Kidney bills in state legislatures amid a pandemic
This has been a tough year for kidney patients and living organ donors hoping for relief and widespread change that would improve the lives of those fighting kidney disease. Though hundreds of bills were introduced in state legislatures across the country at the beginning of 2020, as soon as the COVID-19 pandemic hit the United States most of this legislation came to a screeching halt. Even though some state legislatures are returning to business, the focus has drastically changed to managing the pandemic and trying to find solutions for the massive budget deficits states are now facing.

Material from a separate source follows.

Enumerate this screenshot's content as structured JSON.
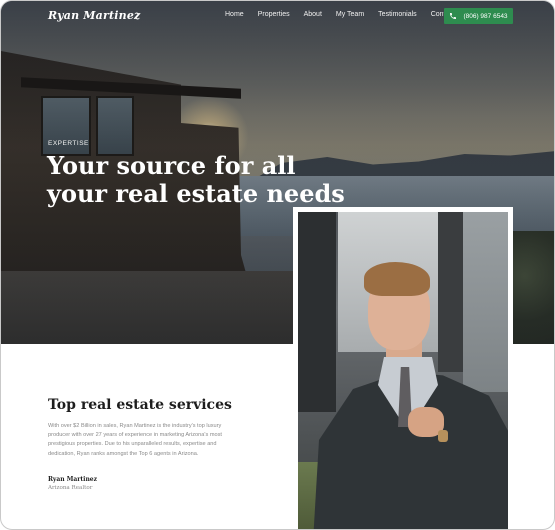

But it is not all bad news. In 2020, state lawmakers in 19 states introduced legislation to remove financial barriers for organ donors and their employers. So far this year, the governors of Kentucky and Utah have signed such bills into law and the Missouri legislature has sent a bill to the governor’s desk. Nine states have passed resolutions to raise awareness of the importance of organ donation and to increase public education of kidney disease. The governor of Texas signed a bill into law that creates a task force to study chronic kidney disease in order to find ways to better prevent and treat it. A similar bill is also awaiting the signature of the governor of Illinois.
While a bill to extend Medicare Supplement Insurance (Medigap) to patients under 65 in Arizona failed, the bill’s sponsor, state Rep. Kelli Butler, intends to reintroduce this important piece of legislation to provide this needed protection to patients.
The pandemic, though devastating, has led lawmakers and health care advocacy groups to focus more attention on legislative measures to protect patients from surprise medical bills and predatory copay accumulator policies from insurance companies, and to expand Medicaid. The American Kidney Fund is on the front lines of these efforts along with dozens of other nonprofit organizations. Several of these bills are likely to pass into law in the coming months.
While the situation is arguably less promising than in previous years, we still see positive changes being enacted for kidney patients. Hopefully, even in these bleak times, this signals the start of a continuing wave of policy changes for the future.